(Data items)
********************
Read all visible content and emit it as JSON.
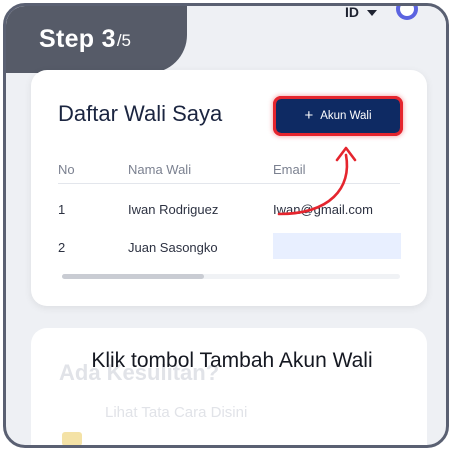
{
  "step": {
    "current": "Step 3",
    "total": "/5"
  },
  "topbar": {
    "language": "ID",
    "avatar_icon": "avatar-icon"
  },
  "card": {
    "title": "Daftar Wali Saya",
    "add_button": "Akun Wali",
    "columns": [
      "No",
      "Nama Wali",
      "Email"
    ],
    "rows": [
      {
        "no": "1",
        "name": "Iwan Rodriguez",
        "email": "Iwan@gmail.com"
      },
      {
        "no": "2",
        "name": "Juan Sasongko",
        "email": ""
      }
    ]
  },
  "help": {
    "title": "Ada Kesulitan?",
    "link": "Lihat Tata Cara Disini"
  },
  "caption": "Klik tombol Tambah Akun Wali",
  "colors": {
    "accent": "#0e2a63",
    "highlight": "#e5252e",
    "badge": "#565b68"
  }
}
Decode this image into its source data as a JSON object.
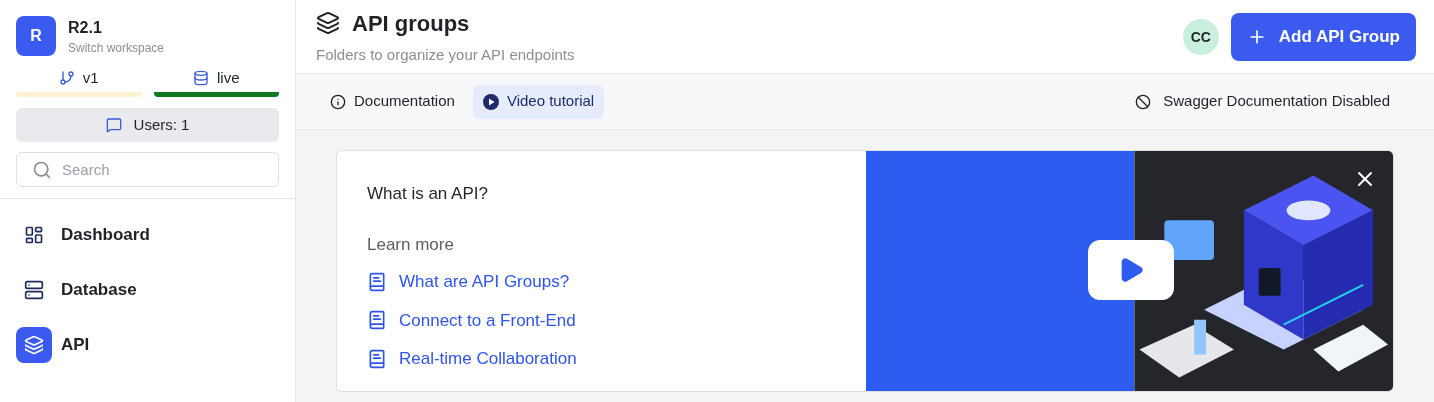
{
  "workspace": {
    "initial": "R",
    "name": "R2.1",
    "subtitle": "Switch workspace"
  },
  "environments": [
    {
      "kind": "branch",
      "label": "v1",
      "color": "#fdf3d4"
    },
    {
      "kind": "datasource",
      "label": "live",
      "color": "#0f7a23"
    }
  ],
  "users_button": {
    "label": "Users: 1"
  },
  "search": {
    "placeholder": "Search"
  },
  "nav": [
    {
      "kind": "dashboard",
      "label": "Dashboard",
      "selected": false
    },
    {
      "kind": "database",
      "label": "Database",
      "selected": false
    },
    {
      "kind": "api",
      "label": "API",
      "selected": true
    }
  ],
  "header": {
    "title": "API groups",
    "subtitle": "Folders to organize your API endpoints",
    "avatar": "CC",
    "add_button": "Add API Group"
  },
  "toolbar": {
    "tabs": [
      {
        "kind": "info",
        "label": "Documentation",
        "selected": false
      },
      {
        "kind": "video",
        "label": "Video tutorial",
        "selected": true
      }
    ],
    "swagger_status": "Swagger Documentation Disabled"
  },
  "tutorial_card": {
    "title": "What is an API?",
    "learn_more": "Learn more",
    "links": [
      "What are API Groups?",
      "Connect to a Front-End",
      "Real-time Collaboration"
    ]
  }
}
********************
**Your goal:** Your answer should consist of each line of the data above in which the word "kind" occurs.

**Solution to this task:**
      "kind": "branch",
      "kind": "datasource",
      "kind": "dashboard",
      "kind": "database",
      "kind": "api",
        "kind": "info",
        "kind": "video",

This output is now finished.